He notes an example of acquiring the technology within NBS was the acquisition of RenWeb—now FACTS’ student information system—in 2014. A more recent example of a Nelnet acquisition to meet customer needs outside Nelnet’s core competencies was the 2022 acquisition of GRNE Solar to allow Nelnet Renewable Energy to design, procure, and construct its own solar assets.


As Chief Financial Officer Jim Kruger explains, Nelnet’s investment strategy focuses on two important concepts related to debt.

  1. “We use debt to finance loan assets because that’s how you get leverage and that’s how you get better returns. When you have as many assets as we do, we don’t have enough cash to be able to finance those with cash.
  2. On the operating side, we try not to use debt too much. When we acquired Great Lakes, we used our line of credit to make that acquisition. That was an example where we didn’t have the cash and had to use our line of credit to finance it. It’s important to try not to leverage yourself too much on the operating side of the business.”

Kruger explains the first concept in greater depth: “Since the 1990s, Nelnet has utilized debt to finance our loan assets. We compartmentalize those loan assets into special purpose entities. As a result, we can isolate the loans and the debt—and we sell that debt to the open market. We have investors who buy our bonds and that allows us to finance our loan assets. It’s pretty common in the industry to put leverage on assets to provide a higher rate of return than you would otherwise get if you were financing all of those assets with your own capital. We’ve used a combination of warehouse—which is temporary debt—and then asset-backed securities (ABS), which is more of a term or for the life of the loan. We use the warehouse debt to accumulate assets and to form short-term debt and then use the ABS market to finance those assets on a long-term basis. That works really well because you have an asset behind the debt as it relates to non-loan asset debt.”

When it comes to Nelnet’s use of a line of credit, Kruger points out, “The company has typically been relatively low on debt, and that has served us well over the years. There are occasionally times when you buy something or several opportunities come along at the same time and maybe you use your line of credit. But by and large, we’ve tried not to have a whole lot of debt outstanding on our line of credit.”

Kruger describes how using debt wisely has created opportunities for Nelnet.

We try to run the company with low leverage outside of assets, and we’ve able to use the recurring cash flow coming off these portfolios to fund other things such as starting a bank, starting renewable energy.

Jim Kruger

Chief Financial Officer

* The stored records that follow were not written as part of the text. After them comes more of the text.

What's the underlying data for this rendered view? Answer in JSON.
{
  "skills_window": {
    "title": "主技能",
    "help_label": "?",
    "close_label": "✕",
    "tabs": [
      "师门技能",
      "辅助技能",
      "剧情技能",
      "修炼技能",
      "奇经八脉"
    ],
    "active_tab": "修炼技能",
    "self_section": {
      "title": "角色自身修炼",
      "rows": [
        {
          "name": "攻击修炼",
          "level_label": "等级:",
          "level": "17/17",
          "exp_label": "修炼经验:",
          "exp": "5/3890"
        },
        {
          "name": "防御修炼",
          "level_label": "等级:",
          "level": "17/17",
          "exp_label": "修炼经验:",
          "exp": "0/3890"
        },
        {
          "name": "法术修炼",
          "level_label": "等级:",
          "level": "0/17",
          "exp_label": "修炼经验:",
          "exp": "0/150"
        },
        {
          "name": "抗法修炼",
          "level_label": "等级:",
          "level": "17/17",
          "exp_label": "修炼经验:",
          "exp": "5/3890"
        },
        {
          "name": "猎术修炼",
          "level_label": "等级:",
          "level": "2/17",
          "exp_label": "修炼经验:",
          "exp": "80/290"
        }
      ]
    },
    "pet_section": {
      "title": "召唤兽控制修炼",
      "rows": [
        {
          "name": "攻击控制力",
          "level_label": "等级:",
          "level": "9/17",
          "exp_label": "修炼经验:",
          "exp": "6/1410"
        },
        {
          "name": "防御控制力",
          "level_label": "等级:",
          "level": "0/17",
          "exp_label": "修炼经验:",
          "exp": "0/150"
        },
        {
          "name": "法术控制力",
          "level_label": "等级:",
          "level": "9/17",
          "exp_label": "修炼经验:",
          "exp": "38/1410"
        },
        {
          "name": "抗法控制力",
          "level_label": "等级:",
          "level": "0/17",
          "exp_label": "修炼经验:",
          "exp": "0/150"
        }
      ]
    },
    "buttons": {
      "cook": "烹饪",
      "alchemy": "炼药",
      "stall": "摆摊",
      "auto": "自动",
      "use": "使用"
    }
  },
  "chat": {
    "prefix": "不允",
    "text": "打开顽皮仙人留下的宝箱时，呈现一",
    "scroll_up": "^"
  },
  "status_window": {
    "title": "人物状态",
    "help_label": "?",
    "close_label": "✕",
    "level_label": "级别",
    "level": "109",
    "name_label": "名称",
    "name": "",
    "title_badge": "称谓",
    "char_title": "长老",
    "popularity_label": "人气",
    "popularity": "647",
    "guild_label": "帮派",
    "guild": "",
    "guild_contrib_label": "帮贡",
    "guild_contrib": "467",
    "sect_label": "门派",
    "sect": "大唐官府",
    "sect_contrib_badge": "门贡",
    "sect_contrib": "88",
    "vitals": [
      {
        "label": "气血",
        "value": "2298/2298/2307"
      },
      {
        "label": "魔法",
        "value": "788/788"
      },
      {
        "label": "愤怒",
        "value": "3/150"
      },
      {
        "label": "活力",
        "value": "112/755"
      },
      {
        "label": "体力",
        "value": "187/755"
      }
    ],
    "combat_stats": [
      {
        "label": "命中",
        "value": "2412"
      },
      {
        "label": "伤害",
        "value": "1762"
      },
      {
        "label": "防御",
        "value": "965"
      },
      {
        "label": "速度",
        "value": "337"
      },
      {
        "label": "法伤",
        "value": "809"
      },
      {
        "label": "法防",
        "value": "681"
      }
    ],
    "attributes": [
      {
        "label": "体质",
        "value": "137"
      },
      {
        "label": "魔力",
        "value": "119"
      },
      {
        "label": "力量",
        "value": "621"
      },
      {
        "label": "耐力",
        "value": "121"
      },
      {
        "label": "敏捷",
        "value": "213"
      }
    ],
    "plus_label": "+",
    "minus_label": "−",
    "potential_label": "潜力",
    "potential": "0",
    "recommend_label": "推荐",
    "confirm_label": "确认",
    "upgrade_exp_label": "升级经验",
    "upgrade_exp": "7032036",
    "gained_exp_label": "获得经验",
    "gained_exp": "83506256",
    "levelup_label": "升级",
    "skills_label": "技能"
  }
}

As Kruger explains, “This is all possible because we use leverage when it makes sense, but we try not to leverage the business to the point where we get out over our skis.”


According to Mike Dunlap, “Our philosophy has allowed us to stay true to our original priority of serving customers, associates, communities, and shareholders while we diversify as a business. While other companies come and go in many of the business segments we operate in, we thrive and excel. Plus, we’ve diversified into new areas like opening a bank, investing in and developing renewable energy, and more through our drive to innovate.”

While Nelnet’s investment philosophy uses ideas that aren’t unique, it does align the organization’s core values with investment and business strategy to create authentic value for customers, associates, and shareholders—and that is unique among publicly held companies. Call it DNA, a smart investment philosophy, or whatever else you will: it reads as genuine Nelnet. For Nelnet and its stakeholders, this first 40-plus years seems just the start of DNA-predicted long-term growth and success.


Susie McCormick

Senior Corporate Communications Writer